Understanding Why You Argue
Sally and Bill dated for two years. They spent most of that time arguing and screaming. Each was trying to make the other “understand.” Sally was trying to make Bill understand her need for “honesty.” What she did not understand was that Bill heard her complaints as an accusation that he was dishonest. He sought to minimize these painful accusations by telling her less and less. The less he the told her, the more insecure and distrustful Sally became.
Sally did not understand that her need for “honesty”, did not arise from “high moral standards,” but from her lifelong negative expectation. Sally was filled with fear because the people she loved the most, had the most power to hurt and betray her. She was trying to prevent that expectation from coming true by exposing the truth about their intentions in advance.
On the other hand, Bill was trying to make Sally understand that her tardiness was a major negative in their relationship. She was predictably thirty five minutes late every time they went anywhere. What Bill did not understand was that he perceived these tardinesses as abandonments. He felt out of control and victimized every time. Sally had no way of knowing that. She perceived Bill’s lectures on punctuality and responsibility as insulting and domineering. Most times, the real issues are buried below the surface. Such as, “I want my way and it is your responsibility to give it to me,” “I am right and you are wrong,” “Control or be controlled,” “Prevent bad things from happening at all costs,” “I am special,” and so on.
For instance, when Sally and Bill fight, she has a tendency to use “always” and “never” in her indictments against him. “You’re always criticizing me.” “You never say anything nice.” These accusations were not literally true, but were figurative correct. She felt like he “always” so and so. She felt like he “never” blank. These accusations make Bill angry. Here are some of the components to his anger:
1. “I did say something nice, once. I just can’t remember the exact date and, therefore, I can’t refute her argument.”
2. “How can I ever feel like saying something nice to her when she is discouraging me?”
3. “What she is saying is wrong. I have to make it right.”
4. “She does not appreciate the good things I do for her. That is wrong, too.”
Should we tell Bill to say something nice to Sally when she does that? “Your hair looks nice tonight.” It may take the sting out of Sally’s barbs, or it might infuriate her, as if Bill were mocking or patronizing her. But compliments are not on his agenda. His agenda revolves around doing the “right thing.” He has his own definition of “right and wrong,” which he acquired when he was four years old, before the age of reason. His adult understanding does not reach that far back.

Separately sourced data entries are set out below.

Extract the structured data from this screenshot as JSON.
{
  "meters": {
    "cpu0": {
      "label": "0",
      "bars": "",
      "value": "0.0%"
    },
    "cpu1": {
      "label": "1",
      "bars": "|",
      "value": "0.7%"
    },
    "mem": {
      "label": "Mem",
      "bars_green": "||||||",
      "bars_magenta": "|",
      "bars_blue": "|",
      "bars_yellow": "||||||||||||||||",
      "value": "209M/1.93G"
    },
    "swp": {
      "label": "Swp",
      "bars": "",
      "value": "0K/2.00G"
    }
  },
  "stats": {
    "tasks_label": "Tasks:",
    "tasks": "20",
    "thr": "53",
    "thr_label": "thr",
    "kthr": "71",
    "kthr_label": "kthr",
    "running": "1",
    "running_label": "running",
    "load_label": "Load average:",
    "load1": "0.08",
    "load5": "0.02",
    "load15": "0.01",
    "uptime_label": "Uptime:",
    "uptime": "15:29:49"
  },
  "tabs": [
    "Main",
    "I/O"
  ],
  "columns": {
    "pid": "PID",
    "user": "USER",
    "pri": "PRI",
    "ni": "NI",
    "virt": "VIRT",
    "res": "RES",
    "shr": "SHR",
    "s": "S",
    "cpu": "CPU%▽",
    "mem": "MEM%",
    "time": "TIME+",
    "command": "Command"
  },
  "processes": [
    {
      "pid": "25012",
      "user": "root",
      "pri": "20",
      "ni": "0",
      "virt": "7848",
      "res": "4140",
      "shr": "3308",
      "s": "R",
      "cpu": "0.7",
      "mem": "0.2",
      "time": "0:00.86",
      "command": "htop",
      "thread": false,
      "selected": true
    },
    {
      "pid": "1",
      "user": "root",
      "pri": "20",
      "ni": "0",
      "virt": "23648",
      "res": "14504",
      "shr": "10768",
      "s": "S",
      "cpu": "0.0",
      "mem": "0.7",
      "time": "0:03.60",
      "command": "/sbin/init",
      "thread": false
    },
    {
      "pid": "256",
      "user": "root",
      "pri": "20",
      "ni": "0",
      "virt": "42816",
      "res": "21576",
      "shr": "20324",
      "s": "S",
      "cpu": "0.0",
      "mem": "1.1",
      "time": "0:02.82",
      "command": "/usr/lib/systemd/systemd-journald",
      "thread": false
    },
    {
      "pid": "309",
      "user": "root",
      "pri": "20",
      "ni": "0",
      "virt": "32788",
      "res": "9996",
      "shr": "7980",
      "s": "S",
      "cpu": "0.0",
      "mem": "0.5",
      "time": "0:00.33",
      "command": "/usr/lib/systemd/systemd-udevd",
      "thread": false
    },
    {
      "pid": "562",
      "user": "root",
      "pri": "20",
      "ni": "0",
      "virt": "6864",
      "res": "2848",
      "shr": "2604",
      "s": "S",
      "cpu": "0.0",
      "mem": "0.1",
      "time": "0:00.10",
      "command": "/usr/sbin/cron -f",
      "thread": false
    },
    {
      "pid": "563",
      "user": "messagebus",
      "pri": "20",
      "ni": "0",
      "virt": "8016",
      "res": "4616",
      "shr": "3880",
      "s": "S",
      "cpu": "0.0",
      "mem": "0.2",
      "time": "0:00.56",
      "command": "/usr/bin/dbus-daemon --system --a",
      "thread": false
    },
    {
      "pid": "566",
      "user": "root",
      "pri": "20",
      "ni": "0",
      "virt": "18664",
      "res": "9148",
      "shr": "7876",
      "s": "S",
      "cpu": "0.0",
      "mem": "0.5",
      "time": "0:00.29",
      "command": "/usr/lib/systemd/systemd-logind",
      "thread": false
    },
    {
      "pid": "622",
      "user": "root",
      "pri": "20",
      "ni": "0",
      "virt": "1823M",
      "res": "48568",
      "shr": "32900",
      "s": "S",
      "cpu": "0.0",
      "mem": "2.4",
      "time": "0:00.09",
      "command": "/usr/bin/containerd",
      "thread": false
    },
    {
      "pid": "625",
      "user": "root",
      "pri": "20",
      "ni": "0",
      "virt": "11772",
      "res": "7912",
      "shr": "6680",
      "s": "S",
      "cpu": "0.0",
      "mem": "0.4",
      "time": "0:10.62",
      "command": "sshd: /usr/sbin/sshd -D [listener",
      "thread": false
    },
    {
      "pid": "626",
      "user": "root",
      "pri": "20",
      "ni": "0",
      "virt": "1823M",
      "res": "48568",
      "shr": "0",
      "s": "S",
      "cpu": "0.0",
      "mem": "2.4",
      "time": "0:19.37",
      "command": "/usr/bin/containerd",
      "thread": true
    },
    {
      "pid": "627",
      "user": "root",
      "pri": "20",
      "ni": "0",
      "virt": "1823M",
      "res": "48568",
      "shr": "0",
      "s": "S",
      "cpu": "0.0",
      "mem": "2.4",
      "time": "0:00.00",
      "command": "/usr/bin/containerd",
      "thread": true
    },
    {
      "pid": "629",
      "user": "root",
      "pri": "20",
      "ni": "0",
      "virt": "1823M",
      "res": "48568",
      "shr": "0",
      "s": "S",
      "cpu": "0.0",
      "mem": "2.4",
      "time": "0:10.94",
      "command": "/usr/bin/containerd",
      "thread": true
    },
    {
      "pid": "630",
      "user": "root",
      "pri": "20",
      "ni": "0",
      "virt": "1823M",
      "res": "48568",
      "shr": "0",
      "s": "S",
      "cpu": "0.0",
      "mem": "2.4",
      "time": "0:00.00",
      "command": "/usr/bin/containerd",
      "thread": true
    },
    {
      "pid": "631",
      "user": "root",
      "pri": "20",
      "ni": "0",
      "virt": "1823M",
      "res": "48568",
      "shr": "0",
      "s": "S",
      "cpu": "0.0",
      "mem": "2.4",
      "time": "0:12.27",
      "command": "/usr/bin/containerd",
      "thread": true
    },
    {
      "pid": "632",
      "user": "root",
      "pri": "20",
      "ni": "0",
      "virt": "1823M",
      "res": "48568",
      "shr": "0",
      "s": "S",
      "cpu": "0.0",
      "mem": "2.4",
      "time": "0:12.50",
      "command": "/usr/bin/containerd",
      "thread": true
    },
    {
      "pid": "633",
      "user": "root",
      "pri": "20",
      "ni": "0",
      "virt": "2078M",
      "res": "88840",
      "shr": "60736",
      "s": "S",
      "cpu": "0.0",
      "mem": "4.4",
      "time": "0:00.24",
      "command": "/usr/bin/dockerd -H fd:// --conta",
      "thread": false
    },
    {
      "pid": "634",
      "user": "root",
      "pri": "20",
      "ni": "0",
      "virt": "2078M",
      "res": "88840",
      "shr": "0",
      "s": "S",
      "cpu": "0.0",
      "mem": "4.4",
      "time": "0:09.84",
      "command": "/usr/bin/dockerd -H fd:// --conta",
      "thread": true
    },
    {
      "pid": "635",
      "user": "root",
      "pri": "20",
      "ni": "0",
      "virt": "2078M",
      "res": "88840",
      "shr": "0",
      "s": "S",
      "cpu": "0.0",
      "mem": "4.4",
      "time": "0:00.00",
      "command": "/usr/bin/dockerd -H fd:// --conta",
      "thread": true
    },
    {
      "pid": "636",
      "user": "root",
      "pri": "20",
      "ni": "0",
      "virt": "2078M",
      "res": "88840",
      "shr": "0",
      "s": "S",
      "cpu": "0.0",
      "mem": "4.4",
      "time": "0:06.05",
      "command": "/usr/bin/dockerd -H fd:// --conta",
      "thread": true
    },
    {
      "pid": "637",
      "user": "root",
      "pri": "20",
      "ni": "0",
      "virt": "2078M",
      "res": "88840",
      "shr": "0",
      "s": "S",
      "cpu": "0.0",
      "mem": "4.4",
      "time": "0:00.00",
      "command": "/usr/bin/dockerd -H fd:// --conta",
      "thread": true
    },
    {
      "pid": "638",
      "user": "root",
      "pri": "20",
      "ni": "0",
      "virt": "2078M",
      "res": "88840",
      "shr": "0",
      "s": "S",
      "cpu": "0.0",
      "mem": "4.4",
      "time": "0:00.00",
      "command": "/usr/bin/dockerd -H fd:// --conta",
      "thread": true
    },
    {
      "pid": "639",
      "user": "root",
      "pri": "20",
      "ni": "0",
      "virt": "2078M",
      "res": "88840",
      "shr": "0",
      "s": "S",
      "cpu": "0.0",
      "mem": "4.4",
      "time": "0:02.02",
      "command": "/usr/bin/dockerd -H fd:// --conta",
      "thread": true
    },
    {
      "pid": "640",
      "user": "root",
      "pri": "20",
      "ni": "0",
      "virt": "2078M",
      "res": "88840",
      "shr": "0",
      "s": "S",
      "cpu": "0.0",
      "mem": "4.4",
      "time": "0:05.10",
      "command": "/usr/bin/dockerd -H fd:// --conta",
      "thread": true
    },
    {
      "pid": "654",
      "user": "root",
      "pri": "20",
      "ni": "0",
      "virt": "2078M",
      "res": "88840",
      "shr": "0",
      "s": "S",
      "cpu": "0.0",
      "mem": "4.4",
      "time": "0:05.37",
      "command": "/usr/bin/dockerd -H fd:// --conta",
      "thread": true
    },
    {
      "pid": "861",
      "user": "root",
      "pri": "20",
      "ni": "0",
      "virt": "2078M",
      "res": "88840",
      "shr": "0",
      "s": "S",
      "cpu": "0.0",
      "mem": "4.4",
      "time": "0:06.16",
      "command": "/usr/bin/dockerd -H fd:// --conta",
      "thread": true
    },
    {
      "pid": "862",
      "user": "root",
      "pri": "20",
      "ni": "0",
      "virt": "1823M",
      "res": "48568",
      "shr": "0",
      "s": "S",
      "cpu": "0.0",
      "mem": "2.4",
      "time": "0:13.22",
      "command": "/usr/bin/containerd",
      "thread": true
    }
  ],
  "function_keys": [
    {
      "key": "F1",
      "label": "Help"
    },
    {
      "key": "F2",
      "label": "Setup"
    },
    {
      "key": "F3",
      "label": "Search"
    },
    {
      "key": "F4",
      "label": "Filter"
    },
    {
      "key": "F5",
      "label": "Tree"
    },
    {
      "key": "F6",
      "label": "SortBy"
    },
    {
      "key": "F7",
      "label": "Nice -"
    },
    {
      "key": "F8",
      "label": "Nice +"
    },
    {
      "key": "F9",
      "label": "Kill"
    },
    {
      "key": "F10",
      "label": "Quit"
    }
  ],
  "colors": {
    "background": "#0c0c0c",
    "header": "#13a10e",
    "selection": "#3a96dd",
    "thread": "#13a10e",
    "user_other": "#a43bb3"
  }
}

Sally, also, has her good intentions. Her intention for her husband is to straighten him out and make a civilized human being out of him. If she succeeds, she will have the dream husband she has wanted since she was six years old but has never seen in real life.
How does Sally feel when Bill does not understand her “needs” for frequent validation as a woman and as a person? She feels angry, powerless and desperate. How does Bill feel when Sally does not understand his “need” for appreciation and gratitude? He feels like a victim of her lack of appreciation; he feels good for nothing, worthless. Each of them has needs, yet each makes it hard for the other to meet those needs. Each complains that the other does not understand and they’re both right.
One way to quench the fire is to write out their anger. Some people find this hard to do, while others find it impossible. Sally was able to write Bill an anger letter. It was difficult, but not nearly as difficult as having Bill screaming back in her face when she is trying to express her pain.
She was able to see her frustrations before her in black and white. She was able to process her pain using her adult judgment. She understood that she had been following her mother’s example of anger management from twenty years ago. It did not work for her mother and it wasn’t working for her. She couldn’t have attained that insight if she had not taken “time out” and written her feelings down, at a time and place of her own choosing.
Bill wasn’t able to write his anger letter. He continued to feel misunderstood and put down. He continued to feel like a powerless “victim” of his wife’s “abuse.” He continued to feel “entitled” to abuse her as she abused him. He couldn’t see anything wrong with his definition of fairness, or with his “entitlement” to act like an overgrown playground bully.
The relationship ended. Sally stopped trying to meet the challenge of making Bill understand her. It was an exciting challenge in the beginning, but the excitement had evolved into pain. She had even stopped trying to understand Bill. She realized that she had no training or competence to understand Bill’s attitudes from childhood, his parental values or his private logic.
She declared her independence from him long before the divorce became final. She had feelings of security, accomplishment, liberation and maturity that she wouldn’t have had otherwise. Looking back Sally could see how dependent she must have been on Bill, and how inadequate he must have felt in coping with her. He wasn’t even able to meet his own needs, let alone hers.
Couple arguing image available from Shutterstock.
Karmin, A. (2013). Understanding Why You Argue. Psych Central. Retrieved on January 17, 2017, from http://blogs.psychcentral.com/anger/2013/09/understanding-why-you-argue/